    I’m a born and raised New Yorker who moved to Dallas when she was 24 and I refer to it as “a welcome culture shock.” It gave me a completely new perspective on how other parts of the country live and work and, in retrospect, it was probably the best thing for my over stressed, New Yorker self who just assumed everyone works at the pace and urgency of New York. That’s simply not the case. I’ve developed such an appreciation for life and for myself by moving and I encourage everyone to get out of their comfort zone and try it! It’s very empowering.

  • skbn113

    I moved to Washington DC in my early 20s and made frequent trips up to New York City Rehobeth anywhere and everywhere and yes my small town vision expanded tremendously through this adventure.
    While a far cry from my 20s now I still grab life by the horns having just moved to both Nicaragua and then Hawaii. Point is ~make this a lifelong thing. Last thing on my Bucket List is to get all of my possessions into one carry-on and go live in Europe for a while!

  • Mandla Nkululeko Nkosi

    Hey, I am a dude. And one thing I noticed about ladies, by observing some of my friends, is that they adjust so easily to knew environment and they make every place they go to their home.
    But as for guys it is hard, especially when it comes to the cooking, and budgeting but moving out surely does bring a knew perspective in life. Before moving out life was dull and everyday the same without its adventure. But now I get to appreciate every moment and every aspect of life I once neglected. Thanks )

  • Liz

    Point number 8 totally resonates with me — it’s why I moved from Ohio to Chicago at 32. I always thought I’d move to a big city in my 20s (fun fact I had a plan to move to NYC at 27 that just never happened). But when the opportunity to move to Chicago presented itself last year I knew I had to give it a real chance! One of the best decisions I have ever made.

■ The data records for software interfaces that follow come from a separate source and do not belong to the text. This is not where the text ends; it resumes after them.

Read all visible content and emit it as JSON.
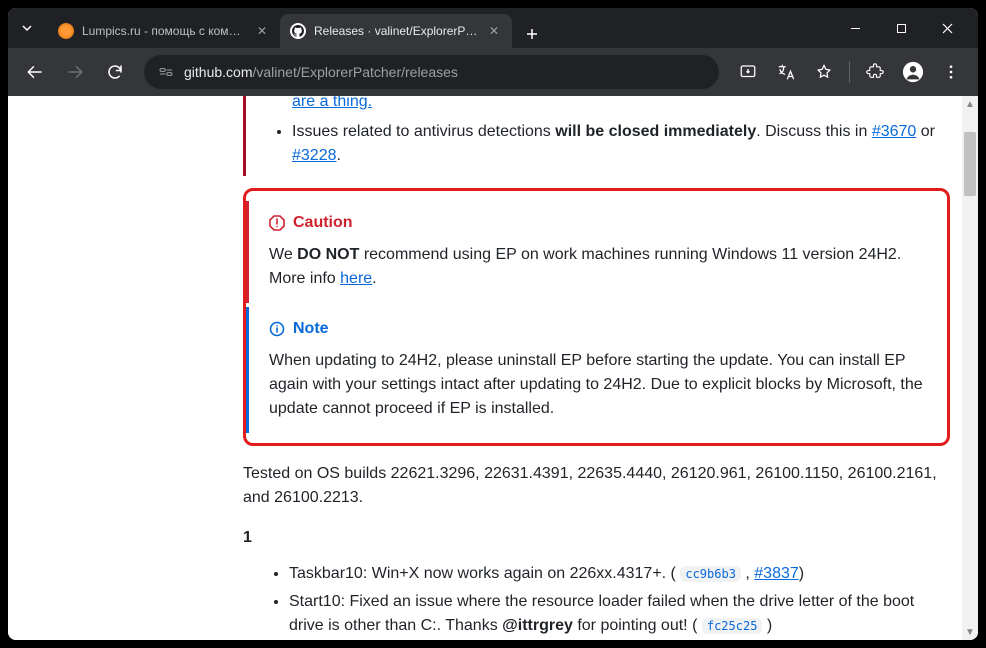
{
  "tabs": [
    {
      "title": "Lumpics.ru - помощь с компью",
      "active": false
    },
    {
      "title": "Releases · valinet/ExplorerPatch",
      "active": true
    }
  ],
  "url": {
    "host": "github.com",
    "path": "/valinet/ExplorerPatcher/releases"
  },
  "important": {
    "link_tail": "are a thing.",
    "av_text_pre": "Issues related to antivirus detections ",
    "av_bold": "will be closed immediately",
    "av_text_post": ". Discuss this in ",
    "av_link1": "#3670",
    "av_or": " or ",
    "av_link2": "#3228",
    "av_end": "."
  },
  "caution": {
    "title": "Caution",
    "pre": "We ",
    "bold": "DO NOT",
    "post": " recommend using EP on work machines running Windows 11 version 24H2. More info ",
    "link": "here",
    "end": "."
  },
  "note": {
    "title": "Note",
    "body": "When updating to 24H2, please uninstall EP before starting the update. You can install EP again with your settings intact after updating to 24H2. Due to explicit blocks by Microsoft, the update cannot proceed if EP is installed."
  },
  "tested": "Tested on OS builds 22621.3296, 22631.4391, 22635.4440, 26120.961, 26100.1150, 26100.2161, and 26100.2213.",
  "section_num": "1",
  "changes": {
    "c1_pre": "Taskbar10: Win+X now works again on 226xx.4317+. (",
    "c1_commit": "cc9b6b3",
    "c1_mid": ", ",
    "c1_issue": "#3837",
    "c1_end": ")",
    "c2_pre": "Start10: Fixed an issue where the resource loader failed when the drive letter of the boot drive is other than C:. Thanks ",
    "c2_user": "@ittrgrey",
    "c2_mid": " for pointing out! (",
    "c2_commit": "fc25c25",
    "c2_end": ")"
  }
}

  • I wish so much I’ve read this a couple years ago. I moved not only from my hometown, but from my home country when I was 24, but since I graduated when I was 20, it was (and still is) very hard. I’m in a place I’m not a native speaker and I’m not a recent graduate or student to get an intern or traineeship position, and God, it’s hard. I should have moved sooner, but I didn’t have the guts and now I’m in an endless effort to succeed somehow. Your post is important to every people on their early 20s.

  • Meagan Morgan

    Omgsh I was just talking about how I wanted to sit down and write a blog about my move. I grew up in a small town in Florida that sounds just like yours. So small the middle & high school had to join together. When I graduated this past April I packed up that same weekend and moved to Philly for work. I was terrified, still am. But looking back I wouldn’t have it any other way! I have been challenged daily with anything & everything that life could throw at me, but I have gotten stronger as an individual by relying on my relationship with the Lord!

  • Leandra Beabout

    The third point is so true! Venturing out on our own and trying new things FORCES us to be resourceful! It’s scary at first– and I could do a better job of pushing myself on the regular– but rewarding every time. Great article!

  • Christina

    Thank you so much for writing this, I’m 24 and just moved from NJ to Boston. While, it’s not an incredible amount of distance it still does seem like a culture shock. This article helped a great amount.

  • Theresa

    I am graduating college this year and I want to take the plung but im afriad I’ll have no one to live with and not make any friends. Did you move there with a friend or alone?